Speaker: 
Prof. Alexander Karp
Teachers College
Columbia University
Email: apk16 AT columbia DOT edu

Title:

Exploring personal archives: Mark Vygodsky and the History of Mathematics Education

Abstract: 
This presentation will be devoted to the life of Mark Vygodsky, Soviet mathematician, historian of mathematics and mathematics educator, Also, some methodological issues will be discussed.


Date: 
Wednesday, December 7, 2022 
Speaker: 
Prof. Walter Meyer
Department of Mathematics and Computer Science
Adelphi University
meyer1 AT adelphi DOT edu

Title:

The History of College Algebra 19101930: A Surge of New Ideas

Abstract: 
In an earlier paper we described an era when College Algebra authors were quite restrained about introducing new ideas into their textbooks. Until the College Board intervened and caused a "crash," authors were content to do minor tinkering in regard to contents. Here we pick up the story in 1910 when an era of experimentation and change began. Issues that we take up include "unification" also known as "correlation" (often called "integration" today); and the addition of graphing and trigonometry to the typical contents of a College Algebra textbook. One can see this in the books of this era, support for 3 different styles of College Algebra.
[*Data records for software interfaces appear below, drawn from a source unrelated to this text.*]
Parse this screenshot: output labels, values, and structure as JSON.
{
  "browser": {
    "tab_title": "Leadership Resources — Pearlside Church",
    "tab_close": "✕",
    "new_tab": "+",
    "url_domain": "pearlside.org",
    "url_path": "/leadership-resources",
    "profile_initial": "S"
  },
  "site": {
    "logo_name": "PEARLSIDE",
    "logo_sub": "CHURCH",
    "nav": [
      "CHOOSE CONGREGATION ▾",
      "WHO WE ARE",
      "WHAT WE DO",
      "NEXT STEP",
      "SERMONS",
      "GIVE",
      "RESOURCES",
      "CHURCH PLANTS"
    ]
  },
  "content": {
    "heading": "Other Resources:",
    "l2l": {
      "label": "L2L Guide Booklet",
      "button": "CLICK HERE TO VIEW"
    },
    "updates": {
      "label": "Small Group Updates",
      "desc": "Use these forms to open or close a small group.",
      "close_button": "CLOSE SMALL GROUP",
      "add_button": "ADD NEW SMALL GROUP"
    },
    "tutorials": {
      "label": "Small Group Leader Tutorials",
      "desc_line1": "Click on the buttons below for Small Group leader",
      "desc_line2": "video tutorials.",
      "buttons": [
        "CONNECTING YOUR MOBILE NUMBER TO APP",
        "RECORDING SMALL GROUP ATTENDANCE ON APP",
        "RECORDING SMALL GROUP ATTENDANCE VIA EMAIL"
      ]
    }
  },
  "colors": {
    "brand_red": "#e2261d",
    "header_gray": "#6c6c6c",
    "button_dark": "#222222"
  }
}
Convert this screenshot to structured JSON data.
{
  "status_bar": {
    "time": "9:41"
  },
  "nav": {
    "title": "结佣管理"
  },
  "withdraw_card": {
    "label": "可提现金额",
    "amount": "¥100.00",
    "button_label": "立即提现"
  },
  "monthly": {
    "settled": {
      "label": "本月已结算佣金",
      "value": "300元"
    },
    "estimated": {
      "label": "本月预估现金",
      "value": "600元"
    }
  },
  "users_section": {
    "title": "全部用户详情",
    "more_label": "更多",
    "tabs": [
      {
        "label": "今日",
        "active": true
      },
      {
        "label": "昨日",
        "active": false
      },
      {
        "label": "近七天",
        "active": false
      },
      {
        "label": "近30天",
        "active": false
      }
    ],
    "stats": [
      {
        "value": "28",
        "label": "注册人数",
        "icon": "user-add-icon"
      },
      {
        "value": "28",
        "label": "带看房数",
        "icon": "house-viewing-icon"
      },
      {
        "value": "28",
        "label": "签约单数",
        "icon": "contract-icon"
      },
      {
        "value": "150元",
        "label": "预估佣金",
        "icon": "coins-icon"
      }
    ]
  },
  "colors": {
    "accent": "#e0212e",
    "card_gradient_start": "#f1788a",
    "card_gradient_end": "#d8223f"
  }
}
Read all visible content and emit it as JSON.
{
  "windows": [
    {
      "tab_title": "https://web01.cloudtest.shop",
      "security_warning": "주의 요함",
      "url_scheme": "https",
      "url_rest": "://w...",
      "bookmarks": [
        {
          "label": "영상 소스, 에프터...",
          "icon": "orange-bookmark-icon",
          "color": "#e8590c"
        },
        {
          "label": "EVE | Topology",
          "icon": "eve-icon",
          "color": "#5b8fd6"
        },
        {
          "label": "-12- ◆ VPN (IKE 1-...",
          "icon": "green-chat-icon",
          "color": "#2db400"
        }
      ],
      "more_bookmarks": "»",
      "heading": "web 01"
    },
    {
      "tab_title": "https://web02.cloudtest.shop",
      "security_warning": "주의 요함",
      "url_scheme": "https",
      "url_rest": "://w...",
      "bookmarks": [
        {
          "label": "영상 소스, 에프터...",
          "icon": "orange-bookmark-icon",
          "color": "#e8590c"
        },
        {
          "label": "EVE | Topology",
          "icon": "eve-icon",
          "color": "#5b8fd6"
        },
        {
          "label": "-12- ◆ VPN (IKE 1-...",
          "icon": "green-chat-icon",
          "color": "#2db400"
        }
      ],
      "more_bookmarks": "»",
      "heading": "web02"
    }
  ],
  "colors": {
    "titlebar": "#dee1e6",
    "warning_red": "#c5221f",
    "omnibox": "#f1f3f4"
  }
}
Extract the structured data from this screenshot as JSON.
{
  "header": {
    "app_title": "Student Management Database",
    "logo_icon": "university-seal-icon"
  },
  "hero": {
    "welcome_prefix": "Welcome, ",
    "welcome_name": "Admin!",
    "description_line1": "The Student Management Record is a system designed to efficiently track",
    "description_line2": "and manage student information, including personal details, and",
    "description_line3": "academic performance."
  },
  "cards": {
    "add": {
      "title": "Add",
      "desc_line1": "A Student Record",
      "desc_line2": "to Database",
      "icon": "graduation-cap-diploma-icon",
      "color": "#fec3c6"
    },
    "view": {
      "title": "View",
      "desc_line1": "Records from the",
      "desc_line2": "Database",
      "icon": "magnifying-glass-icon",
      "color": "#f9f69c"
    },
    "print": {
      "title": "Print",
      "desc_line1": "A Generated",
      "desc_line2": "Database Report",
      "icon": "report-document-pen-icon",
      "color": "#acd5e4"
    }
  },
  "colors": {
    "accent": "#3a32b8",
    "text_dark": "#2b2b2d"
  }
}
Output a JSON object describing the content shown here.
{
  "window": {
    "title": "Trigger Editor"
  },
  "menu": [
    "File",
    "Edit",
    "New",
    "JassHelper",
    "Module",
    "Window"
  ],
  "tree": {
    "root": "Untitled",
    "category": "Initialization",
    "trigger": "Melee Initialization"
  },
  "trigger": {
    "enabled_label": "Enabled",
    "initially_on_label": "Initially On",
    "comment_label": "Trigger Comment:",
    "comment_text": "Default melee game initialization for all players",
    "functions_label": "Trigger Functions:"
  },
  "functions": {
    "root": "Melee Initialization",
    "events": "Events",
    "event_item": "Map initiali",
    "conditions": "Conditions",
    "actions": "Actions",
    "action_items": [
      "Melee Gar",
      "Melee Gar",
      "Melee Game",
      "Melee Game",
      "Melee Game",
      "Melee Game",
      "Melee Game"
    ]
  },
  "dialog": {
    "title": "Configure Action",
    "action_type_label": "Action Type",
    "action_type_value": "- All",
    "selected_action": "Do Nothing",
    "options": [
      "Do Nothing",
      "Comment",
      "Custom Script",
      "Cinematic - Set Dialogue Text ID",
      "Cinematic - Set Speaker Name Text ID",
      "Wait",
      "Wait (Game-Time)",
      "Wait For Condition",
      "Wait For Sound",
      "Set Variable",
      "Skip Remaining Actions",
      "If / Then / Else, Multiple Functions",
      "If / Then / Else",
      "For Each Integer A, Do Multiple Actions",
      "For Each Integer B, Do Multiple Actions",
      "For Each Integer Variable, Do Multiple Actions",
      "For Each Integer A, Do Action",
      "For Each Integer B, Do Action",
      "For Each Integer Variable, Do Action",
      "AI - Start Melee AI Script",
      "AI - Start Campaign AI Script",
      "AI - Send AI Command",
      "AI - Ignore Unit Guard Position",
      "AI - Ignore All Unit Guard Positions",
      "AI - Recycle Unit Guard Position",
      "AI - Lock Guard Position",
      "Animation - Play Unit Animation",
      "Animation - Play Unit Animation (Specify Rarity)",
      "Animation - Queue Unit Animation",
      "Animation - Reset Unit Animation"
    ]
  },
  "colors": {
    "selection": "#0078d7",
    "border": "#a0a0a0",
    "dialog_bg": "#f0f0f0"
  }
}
None of them was today's course in PreCalculus, but the latter surely has roots that can be traced to matters under discussion here. However, one can still see, in the balance of topics, an interest in breadth.
This work is a joint project of the Cajori Two Group, which includes Tom Bannon, Adelphi University; Larry D'Antonio, Ramapo State College; Michael George, Borough of Manhattan Community College; Joseph Malkevitch, Teachers College Columbia; Howard Sporn, Queensboro Community College; Patrick Wallach, Queensboro Community College; Rochelle W. Meyer, Nassau Community College (emerita).


Date: 
Wednesday, April 5, 2023 
Speaker: 
Prof. Larry D'Antonio
School of Theoretical and Applied Science
Ramapo College
ldant AT ramapo DOT edu

Title: 
Mary Winston, an American in Göttingen

Abstract: 
In the 19th century women were not generally encouraged to study mathematics
(often they were actively discouraged).
This talk will discuss the pioneering woman, Mary Winston,
one of the earliest women to obtain a Ph.D. in mathematics.
Mary Winston (1869  1959) attended the University of Wisconsin,
graduating in 1889.
After taking graduate courses at Bryn Mawr College and the
University of Chicago, she met Felix Klein at the 1893
International Mathematics Congress.
Klein persuaded her to attend the University of Gö ttingen
to pursue a Ph.D. in mathematics.
Ln 1897, Winston was awarded a Ph.D. from Göttingen for her work on
Lamé equations.
She was the first American woman to receive a Ph.D. in mathematics in Germany.
In this talk we will not just discuss the struggles and triumphs
of this very interesting woman pioneer, but we will use her
letters to give a sense of the woman herself.


Date: 
Wednesday, May 3, 2023 
Speaker: 
Prof. William Dunham
Research Associate in Mathematics
Bryn Mawr College
bdunham AT brynmawr DOT edu

Title: 
A Tale of Two Series

Abstract: